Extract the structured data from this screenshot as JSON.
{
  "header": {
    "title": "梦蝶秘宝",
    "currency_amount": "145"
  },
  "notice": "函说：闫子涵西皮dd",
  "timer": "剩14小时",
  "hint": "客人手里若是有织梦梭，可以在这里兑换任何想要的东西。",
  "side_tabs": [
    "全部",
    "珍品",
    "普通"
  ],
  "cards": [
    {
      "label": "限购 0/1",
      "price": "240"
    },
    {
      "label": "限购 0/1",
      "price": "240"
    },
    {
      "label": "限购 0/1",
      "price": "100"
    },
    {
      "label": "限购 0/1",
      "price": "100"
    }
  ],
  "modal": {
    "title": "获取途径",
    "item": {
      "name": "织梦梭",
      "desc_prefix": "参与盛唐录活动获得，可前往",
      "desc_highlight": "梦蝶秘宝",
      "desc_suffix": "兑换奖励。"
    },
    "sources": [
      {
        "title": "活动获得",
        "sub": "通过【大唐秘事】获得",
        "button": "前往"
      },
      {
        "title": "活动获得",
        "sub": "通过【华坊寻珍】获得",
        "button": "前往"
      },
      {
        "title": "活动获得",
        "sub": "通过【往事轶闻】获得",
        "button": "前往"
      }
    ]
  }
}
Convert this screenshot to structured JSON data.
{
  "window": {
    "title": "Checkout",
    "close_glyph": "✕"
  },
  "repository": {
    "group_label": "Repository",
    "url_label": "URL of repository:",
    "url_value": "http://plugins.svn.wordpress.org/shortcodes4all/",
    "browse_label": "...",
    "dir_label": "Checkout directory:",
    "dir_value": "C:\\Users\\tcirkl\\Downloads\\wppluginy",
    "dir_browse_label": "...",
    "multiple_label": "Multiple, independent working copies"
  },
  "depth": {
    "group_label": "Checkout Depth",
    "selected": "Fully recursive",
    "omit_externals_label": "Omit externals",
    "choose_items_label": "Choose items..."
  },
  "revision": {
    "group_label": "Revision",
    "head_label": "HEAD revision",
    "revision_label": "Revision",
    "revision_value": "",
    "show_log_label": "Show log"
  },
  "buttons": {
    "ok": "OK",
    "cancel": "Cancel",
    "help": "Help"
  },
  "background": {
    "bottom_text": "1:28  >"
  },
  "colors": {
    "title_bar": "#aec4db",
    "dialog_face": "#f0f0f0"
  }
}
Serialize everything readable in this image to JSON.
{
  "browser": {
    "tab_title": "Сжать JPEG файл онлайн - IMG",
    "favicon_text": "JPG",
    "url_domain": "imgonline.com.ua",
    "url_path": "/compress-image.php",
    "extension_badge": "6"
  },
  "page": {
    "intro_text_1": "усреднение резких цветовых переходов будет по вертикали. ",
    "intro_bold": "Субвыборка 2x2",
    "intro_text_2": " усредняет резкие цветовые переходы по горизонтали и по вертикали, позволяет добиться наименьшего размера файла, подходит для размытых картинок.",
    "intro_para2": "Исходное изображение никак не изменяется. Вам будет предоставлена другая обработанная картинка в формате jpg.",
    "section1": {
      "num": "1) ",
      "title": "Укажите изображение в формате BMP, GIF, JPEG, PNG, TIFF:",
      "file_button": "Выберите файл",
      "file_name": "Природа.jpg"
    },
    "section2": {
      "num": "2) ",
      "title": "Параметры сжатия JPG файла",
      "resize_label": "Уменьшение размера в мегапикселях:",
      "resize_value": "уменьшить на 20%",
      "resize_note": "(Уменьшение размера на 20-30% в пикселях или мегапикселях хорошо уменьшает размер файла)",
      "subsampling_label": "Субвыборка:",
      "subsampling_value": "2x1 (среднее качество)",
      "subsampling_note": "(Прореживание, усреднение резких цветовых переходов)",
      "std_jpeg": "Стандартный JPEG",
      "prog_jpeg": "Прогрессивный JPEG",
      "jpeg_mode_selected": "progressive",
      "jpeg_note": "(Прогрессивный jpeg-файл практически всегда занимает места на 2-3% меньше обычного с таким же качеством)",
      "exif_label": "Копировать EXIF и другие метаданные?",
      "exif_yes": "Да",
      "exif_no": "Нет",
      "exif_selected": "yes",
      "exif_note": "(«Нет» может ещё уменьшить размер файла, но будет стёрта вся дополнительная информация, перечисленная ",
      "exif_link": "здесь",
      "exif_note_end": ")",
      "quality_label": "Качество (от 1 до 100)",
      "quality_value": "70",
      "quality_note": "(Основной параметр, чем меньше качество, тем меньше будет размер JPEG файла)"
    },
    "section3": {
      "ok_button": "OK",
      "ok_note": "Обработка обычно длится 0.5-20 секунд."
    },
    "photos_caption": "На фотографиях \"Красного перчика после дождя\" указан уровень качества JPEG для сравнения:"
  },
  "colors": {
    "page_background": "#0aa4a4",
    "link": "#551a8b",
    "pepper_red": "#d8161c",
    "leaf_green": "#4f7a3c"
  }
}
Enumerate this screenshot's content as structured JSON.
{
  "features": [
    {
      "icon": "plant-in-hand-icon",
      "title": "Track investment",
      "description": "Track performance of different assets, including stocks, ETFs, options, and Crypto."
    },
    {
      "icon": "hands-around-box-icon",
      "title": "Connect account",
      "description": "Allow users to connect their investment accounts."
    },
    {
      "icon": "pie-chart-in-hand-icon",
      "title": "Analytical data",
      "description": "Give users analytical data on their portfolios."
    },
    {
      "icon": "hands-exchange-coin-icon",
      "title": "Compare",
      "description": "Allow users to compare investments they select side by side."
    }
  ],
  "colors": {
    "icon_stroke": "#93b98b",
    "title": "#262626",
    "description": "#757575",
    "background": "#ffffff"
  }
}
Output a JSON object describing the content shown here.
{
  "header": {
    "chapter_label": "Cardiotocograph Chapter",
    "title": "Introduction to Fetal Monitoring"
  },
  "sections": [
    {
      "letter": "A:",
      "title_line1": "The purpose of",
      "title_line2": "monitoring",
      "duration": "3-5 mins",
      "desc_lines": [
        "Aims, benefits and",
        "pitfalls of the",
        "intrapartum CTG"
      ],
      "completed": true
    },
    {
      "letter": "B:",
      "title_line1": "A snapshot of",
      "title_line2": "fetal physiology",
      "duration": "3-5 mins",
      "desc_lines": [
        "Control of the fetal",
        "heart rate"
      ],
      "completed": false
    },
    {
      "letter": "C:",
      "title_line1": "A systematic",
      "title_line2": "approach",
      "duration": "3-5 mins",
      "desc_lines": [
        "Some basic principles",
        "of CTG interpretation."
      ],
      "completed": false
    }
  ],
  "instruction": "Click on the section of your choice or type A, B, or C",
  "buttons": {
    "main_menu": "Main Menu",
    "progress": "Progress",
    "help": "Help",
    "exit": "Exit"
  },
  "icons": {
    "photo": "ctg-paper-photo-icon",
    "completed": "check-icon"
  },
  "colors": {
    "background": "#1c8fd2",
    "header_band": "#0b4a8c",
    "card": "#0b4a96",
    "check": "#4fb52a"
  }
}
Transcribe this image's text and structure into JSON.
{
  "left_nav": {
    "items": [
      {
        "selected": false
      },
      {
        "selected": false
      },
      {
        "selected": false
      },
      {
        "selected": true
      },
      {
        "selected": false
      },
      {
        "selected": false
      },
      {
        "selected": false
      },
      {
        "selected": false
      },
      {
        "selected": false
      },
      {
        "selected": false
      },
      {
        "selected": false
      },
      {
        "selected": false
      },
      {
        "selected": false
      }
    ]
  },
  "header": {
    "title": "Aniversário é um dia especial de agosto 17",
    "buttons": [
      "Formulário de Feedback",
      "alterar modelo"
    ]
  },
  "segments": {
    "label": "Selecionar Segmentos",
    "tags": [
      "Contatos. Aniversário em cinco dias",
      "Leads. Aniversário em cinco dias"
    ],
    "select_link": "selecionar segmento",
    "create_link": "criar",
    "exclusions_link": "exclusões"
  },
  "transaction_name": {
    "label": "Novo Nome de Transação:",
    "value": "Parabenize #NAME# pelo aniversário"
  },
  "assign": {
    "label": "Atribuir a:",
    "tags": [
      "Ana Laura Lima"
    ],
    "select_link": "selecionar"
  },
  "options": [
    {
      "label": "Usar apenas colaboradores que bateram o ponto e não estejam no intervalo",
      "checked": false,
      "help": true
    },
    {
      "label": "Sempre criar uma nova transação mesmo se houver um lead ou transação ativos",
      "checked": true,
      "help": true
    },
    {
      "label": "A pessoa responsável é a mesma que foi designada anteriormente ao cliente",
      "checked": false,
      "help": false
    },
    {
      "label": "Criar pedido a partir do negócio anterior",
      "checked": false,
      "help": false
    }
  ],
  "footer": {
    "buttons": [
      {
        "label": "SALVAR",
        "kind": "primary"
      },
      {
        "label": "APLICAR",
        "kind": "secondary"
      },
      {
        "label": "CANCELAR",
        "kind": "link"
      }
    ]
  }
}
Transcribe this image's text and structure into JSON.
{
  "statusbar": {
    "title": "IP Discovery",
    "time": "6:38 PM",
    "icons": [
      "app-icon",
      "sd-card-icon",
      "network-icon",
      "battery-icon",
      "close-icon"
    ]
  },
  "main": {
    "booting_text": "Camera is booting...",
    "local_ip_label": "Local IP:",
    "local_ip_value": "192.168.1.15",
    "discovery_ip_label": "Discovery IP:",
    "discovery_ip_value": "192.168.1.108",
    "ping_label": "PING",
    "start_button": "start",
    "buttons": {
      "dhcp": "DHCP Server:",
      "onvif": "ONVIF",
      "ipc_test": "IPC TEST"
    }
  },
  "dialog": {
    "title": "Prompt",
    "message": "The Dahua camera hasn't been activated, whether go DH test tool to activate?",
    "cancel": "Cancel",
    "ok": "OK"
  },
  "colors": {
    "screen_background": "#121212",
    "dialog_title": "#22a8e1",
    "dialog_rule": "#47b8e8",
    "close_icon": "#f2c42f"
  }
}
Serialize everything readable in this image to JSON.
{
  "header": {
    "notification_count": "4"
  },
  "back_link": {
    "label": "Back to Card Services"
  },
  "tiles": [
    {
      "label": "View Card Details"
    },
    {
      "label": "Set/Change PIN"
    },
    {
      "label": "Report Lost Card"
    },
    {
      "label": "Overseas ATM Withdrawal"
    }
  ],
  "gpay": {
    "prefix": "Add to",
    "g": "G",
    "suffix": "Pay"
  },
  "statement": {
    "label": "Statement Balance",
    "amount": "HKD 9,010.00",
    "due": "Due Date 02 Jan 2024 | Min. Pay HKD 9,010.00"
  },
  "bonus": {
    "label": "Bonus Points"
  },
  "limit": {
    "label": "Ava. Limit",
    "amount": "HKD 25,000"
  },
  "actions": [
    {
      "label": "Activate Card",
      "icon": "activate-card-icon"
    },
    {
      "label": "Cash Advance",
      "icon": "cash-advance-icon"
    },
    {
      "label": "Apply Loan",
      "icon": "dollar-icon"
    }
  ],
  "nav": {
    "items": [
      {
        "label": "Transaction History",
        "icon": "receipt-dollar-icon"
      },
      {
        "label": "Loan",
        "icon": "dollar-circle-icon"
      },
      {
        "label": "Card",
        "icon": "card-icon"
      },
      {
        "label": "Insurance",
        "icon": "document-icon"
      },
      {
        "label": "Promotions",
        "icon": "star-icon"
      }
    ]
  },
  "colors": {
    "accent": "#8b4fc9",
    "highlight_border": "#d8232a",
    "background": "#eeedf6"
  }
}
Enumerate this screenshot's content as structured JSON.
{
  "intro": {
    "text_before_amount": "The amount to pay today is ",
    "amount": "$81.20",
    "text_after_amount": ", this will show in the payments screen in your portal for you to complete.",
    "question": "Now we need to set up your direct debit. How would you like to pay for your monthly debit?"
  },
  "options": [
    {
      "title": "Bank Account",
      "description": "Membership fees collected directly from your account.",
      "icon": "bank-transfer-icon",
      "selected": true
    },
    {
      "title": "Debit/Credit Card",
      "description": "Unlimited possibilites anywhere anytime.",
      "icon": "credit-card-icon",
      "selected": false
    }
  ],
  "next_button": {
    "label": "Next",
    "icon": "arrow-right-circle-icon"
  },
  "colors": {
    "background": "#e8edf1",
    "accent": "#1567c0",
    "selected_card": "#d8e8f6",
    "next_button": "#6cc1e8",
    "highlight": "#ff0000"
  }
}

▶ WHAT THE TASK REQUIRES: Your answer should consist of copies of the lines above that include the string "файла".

▶ RESPONSE AREA:
    "intro_text_2": " усредняет резкие цветовые переходы по горизонтали и по вертикали, позволяет добиться наименьшего размера файла, подходит для размытых картинок.",
      "title": "Параметры сжатия JPG файла",
      "resize_note": "(Уменьшение размера на 20-30% в пикселях или мегапикселях хорошо уменьшает размер файла)",
      "exif_note": "(«Нет» может ещё уменьшить размер файла, но будет стёрта вся дополнительная информация, перечисленная ",
      "quality_note": "(Основной параметр, чем меньше качество, тем меньше будет размер JPEG файла)"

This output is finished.